• **Aim of the task**: When you print the material, keep every line identical to the original.
═══ Data records ═══
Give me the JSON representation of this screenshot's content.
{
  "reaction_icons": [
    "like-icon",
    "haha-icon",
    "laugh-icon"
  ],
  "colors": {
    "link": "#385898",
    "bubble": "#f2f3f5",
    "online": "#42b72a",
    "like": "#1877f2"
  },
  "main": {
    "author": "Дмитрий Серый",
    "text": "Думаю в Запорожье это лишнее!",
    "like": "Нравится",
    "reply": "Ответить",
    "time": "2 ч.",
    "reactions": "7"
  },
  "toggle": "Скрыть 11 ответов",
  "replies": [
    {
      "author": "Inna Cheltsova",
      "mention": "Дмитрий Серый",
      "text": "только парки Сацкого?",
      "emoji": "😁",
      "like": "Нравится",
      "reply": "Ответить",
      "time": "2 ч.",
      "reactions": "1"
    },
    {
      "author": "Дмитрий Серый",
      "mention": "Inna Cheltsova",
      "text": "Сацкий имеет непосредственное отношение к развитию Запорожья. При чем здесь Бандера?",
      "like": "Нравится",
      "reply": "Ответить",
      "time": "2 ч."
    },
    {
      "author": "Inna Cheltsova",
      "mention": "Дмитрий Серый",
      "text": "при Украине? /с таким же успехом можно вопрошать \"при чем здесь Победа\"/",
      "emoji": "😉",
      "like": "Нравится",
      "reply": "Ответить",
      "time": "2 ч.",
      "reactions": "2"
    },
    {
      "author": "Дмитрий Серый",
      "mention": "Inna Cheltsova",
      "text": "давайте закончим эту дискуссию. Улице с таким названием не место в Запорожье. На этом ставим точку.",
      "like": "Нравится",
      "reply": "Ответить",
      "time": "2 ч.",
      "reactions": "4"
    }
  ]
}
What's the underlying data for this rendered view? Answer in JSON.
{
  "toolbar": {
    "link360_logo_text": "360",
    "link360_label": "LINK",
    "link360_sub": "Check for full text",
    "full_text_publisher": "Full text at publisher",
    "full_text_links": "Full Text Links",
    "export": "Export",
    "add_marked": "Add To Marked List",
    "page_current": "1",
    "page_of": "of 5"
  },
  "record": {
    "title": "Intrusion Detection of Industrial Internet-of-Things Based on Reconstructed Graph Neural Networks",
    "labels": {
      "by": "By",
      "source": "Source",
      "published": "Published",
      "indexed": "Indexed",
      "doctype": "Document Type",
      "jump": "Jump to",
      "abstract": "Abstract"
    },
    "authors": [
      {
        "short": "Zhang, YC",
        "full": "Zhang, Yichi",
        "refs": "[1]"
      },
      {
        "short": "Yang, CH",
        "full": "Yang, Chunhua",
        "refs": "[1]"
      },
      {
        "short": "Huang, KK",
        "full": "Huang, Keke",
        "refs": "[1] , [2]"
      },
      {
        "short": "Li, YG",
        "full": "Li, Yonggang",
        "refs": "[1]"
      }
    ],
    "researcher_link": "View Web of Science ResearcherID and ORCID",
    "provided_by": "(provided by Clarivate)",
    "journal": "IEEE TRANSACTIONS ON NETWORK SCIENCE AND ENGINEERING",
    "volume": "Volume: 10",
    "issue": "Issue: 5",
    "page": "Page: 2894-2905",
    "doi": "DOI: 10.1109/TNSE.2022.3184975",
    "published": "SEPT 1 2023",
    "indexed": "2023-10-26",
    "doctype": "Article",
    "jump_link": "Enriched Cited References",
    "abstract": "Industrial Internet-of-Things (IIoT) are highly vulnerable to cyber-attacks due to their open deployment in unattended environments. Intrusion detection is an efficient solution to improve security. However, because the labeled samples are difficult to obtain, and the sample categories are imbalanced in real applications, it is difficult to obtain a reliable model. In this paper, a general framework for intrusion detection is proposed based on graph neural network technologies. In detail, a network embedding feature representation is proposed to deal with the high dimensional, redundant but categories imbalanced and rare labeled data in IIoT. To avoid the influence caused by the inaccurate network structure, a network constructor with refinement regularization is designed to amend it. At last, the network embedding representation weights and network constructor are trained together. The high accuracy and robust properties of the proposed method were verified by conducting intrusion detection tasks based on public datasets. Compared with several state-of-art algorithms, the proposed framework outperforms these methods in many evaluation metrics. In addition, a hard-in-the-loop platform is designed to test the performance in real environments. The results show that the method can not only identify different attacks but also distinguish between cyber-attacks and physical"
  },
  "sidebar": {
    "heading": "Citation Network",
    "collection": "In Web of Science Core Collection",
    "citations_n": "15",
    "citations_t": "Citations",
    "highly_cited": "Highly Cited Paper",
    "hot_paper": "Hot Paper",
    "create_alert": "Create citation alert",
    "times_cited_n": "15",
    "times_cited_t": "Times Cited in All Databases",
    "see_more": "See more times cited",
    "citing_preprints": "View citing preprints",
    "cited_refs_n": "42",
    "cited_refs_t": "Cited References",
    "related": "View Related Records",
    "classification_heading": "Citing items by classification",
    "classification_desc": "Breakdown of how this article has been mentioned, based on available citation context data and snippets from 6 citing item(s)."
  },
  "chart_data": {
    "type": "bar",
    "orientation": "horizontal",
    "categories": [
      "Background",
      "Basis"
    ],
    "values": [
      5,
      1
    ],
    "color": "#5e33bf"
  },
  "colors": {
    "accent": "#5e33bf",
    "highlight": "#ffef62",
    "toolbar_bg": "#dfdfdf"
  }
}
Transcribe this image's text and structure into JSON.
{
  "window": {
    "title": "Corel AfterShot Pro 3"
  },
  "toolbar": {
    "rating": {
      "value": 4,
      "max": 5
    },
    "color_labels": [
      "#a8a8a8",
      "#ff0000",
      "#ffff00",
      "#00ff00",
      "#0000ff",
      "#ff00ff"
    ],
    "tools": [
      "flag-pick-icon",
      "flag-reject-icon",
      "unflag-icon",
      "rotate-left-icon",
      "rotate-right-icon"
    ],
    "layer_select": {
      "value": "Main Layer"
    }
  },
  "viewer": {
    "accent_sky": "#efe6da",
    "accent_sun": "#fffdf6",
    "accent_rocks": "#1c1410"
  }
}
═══
• **Solution for this problem**:
Give me the JSON representation of this screenshot's content.
{
  "reaction_icons": [
    "like-icon",
    "haha-icon",
    "laugh-icon"
  ],
  "colors": {
    "link": "#385898",
    "bubble": "#f2f3f5",
    "online": "#42b72a",
    "like": "#1877f2"
  },
  "main": {
    "author": "Дмитрий Серый",
    "text": "Думаю в Запорожье это лишнее!",
    "like": "Нравится",
    "reply": "Ответить",
    "time": "2 ч.",
    "reactions": "7"
  },
  "toggle": "Скрыть 11 ответов",
  "replies": [
    {
      "author": "Inna Cheltsova",
      "mention": "Дмитрий Серый",
      "text": "только парки Сацкого?",
      "emoji": "😁",
      "like": "Нравится",
      "reply": "Ответить",
      "time": "2 ч.",
      "reactions": "1"
    },
    {
      "author": "Дмитрий Серый",
      "mention": "Inna Cheltsova",
      "text": "Сацкий имеет непосредственное отношение к развитию Запорожья. При чем здесь Бандера?",
      "like": "Нравится",
      "reply": "Ответить",
      "time": "2 ч."
    },
    {
      "author": "Inna Cheltsova",
      "mention": "Дмитрий Серый",
      "text": "при Украине? /с таким же успехом можно вопрошать \"при чем здесь Победа\"/",
      "emoji": "😉",
      "like": "Нравится",
      "reply": "Ответить",
      "time": "2 ч.",
      "reactions": "2"
    },
    {
      "author": "Дмитрий Серый",
      "mention": "Inna Cheltsova",
      "text": "давайте закончим эту дискуссию. Улице с таким названием не место в Запорожье. На этом ставим точку.",
      "like": "Нравится",
      "reply": "Ответить",
      "time": "2 ч.",
      "reactions": "4"
    }
  ]
}
What's the underlying data for this rendered view? Answer in JSON.
{
  "toolbar": {
    "link360_logo_text": "360",
    "link360_label": "LINK",
    "link360_sub": "Check for full text",
    "full_text_publisher": "Full text at publisher",
    "full_text_links": "Full Text Links",
    "export": "Export",
    "add_marked": "Add To Marked List",
    "page_current": "1",
    "page_of": "of 5"
  },
  "record": {
    "title": "Intrusion Detection of Industrial Internet-of-Things Based on Reconstructed Graph Neural Networks",
    "labels": {
      "by": "By",
      "source": "Source",
      "published": "Published",
      "indexed": "Indexed",
      "doctype": "Document Type",
      "jump": "Jump to",
      "abstract": "Abstract"
    },
    "authors": [
      {
        "short": "Zhang, YC",
        "full": "Zhang, Yichi",
        "refs": "[1]"
      },
      {
        "short": "Yang, CH",
        "full": "Yang, Chunhua",
        "refs": "[1]"
      },
      {
        "short": "Huang, KK",
        "full": "Huang, Keke",
        "refs": "[1] , [2]"
      },
      {
        "short": "Li, YG",
        "full": "Li, Yonggang",
        "refs": "[1]"
      }
    ],
    "researcher_link": "View Web of Science ResearcherID and ORCID",
    "provided_by": "(provided by Clarivate)",
    "journal": "IEEE TRANSACTIONS ON NETWORK SCIENCE AND ENGINEERING",
    "volume": "Volume: 10",
    "issue": "Issue: 5",
    "page": "Page: 2894-2905",
    "doi": "DOI: 10.1109/TNSE.2022.3184975",
    "published": "SEPT 1 2023",
    "indexed": "2023-10-26",
    "doctype": "Article",
    "jump_link": "Enriched Cited References",
    "abstract": "Industrial Internet-of-Things (IIoT) are highly vulnerable to cyber-attacks due to their open deployment in unattended environments. Intrusion detection is an efficient solution to improve security. However, because the labeled samples are difficult to obtain, and the sample categories are imbalanced in real applications, it is difficult to obtain a reliable model. In this paper, a general framework for intrusion detection is proposed based on graph neural network technologies. In detail, a network embedding feature representation is proposed to deal with the high dimensional, redundant but categories imbalanced and rare labeled data in IIoT. To avoid the influence caused by the inaccurate network structure, a network constructor with refinement regularization is designed to amend it. At last, the network embedding representation weights and network constructor are trained together. The high accuracy and robust properties of the proposed method were verified by conducting intrusion detection tasks based on public datasets. Compared with several state-of-art algorithms, the proposed framework outperforms these methods in many evaluation metrics. In addition, a hard-in-the-loop platform is designed to test the performance in real environments. The results show that the method can not only identify different attacks but also distinguish between cyber-attacks and physical"
  },
  "sidebar": {
    "heading": "Citation Network",
    "collection": "In Web of Science Core Collection",
    "citations_n": "15",
    "citations_t": "Citations",
    "highly_cited": "Highly Cited Paper",
    "hot_paper": "Hot Paper",
    "create_alert": "Create citation alert",
    "times_cited_n": "15",
    "times_cited_t": "Times Cited in All Databases",
    "see_more": "See more times cited",
    "citing_preprints": "View citing preprints",
    "cited_refs_n": "42",
    "cited_refs_t": "Cited References",
    "related": "View Related Records",
    "classification_heading": "Citing items by classification",
    "classification_desc": "Breakdown of how this article has been mentioned, based on available citation context data and snippets from 6 citing item(s)."
  },
  "chart_data": {
    "type": "bar",
    "orientation": "horizontal",
    "categories": [
      "Background",
      "Basis"
    ],
    "values": [
      5,
      1
    ],
    "color": "#5e33bf"
  },
  "colors": {
    "accent": "#5e33bf",
    "highlight": "#ffef62",
    "toolbar_bg": "#dfdfdf"
  }
}
Transcribe this image's text and structure into JSON.
{
  "window": {
    "title": "Corel AfterShot Pro 3"
  },
  "toolbar": {
    "rating": {
      "value": 4,
      "max": 5
    },
    "color_labels": [
      "#a8a8a8",
      "#ff0000",
      "#ffff00",
      "#00ff00",
      "#0000ff",
      "#ff00ff"
    ],
    "tools": [
      "flag-pick-icon",
      "flag-reject-icon",
      "unflag-icon",
      "rotate-left-icon",
      "rotate-right-icon"
    ],
    "layer_select": {
      "value": "Main Layer"
    }
  },
  "viewer": {
    "accent_sky": "#efe6da",
    "accent_sun": "#fffdf6",
    "accent_rocks": "#1c1410"
  }
}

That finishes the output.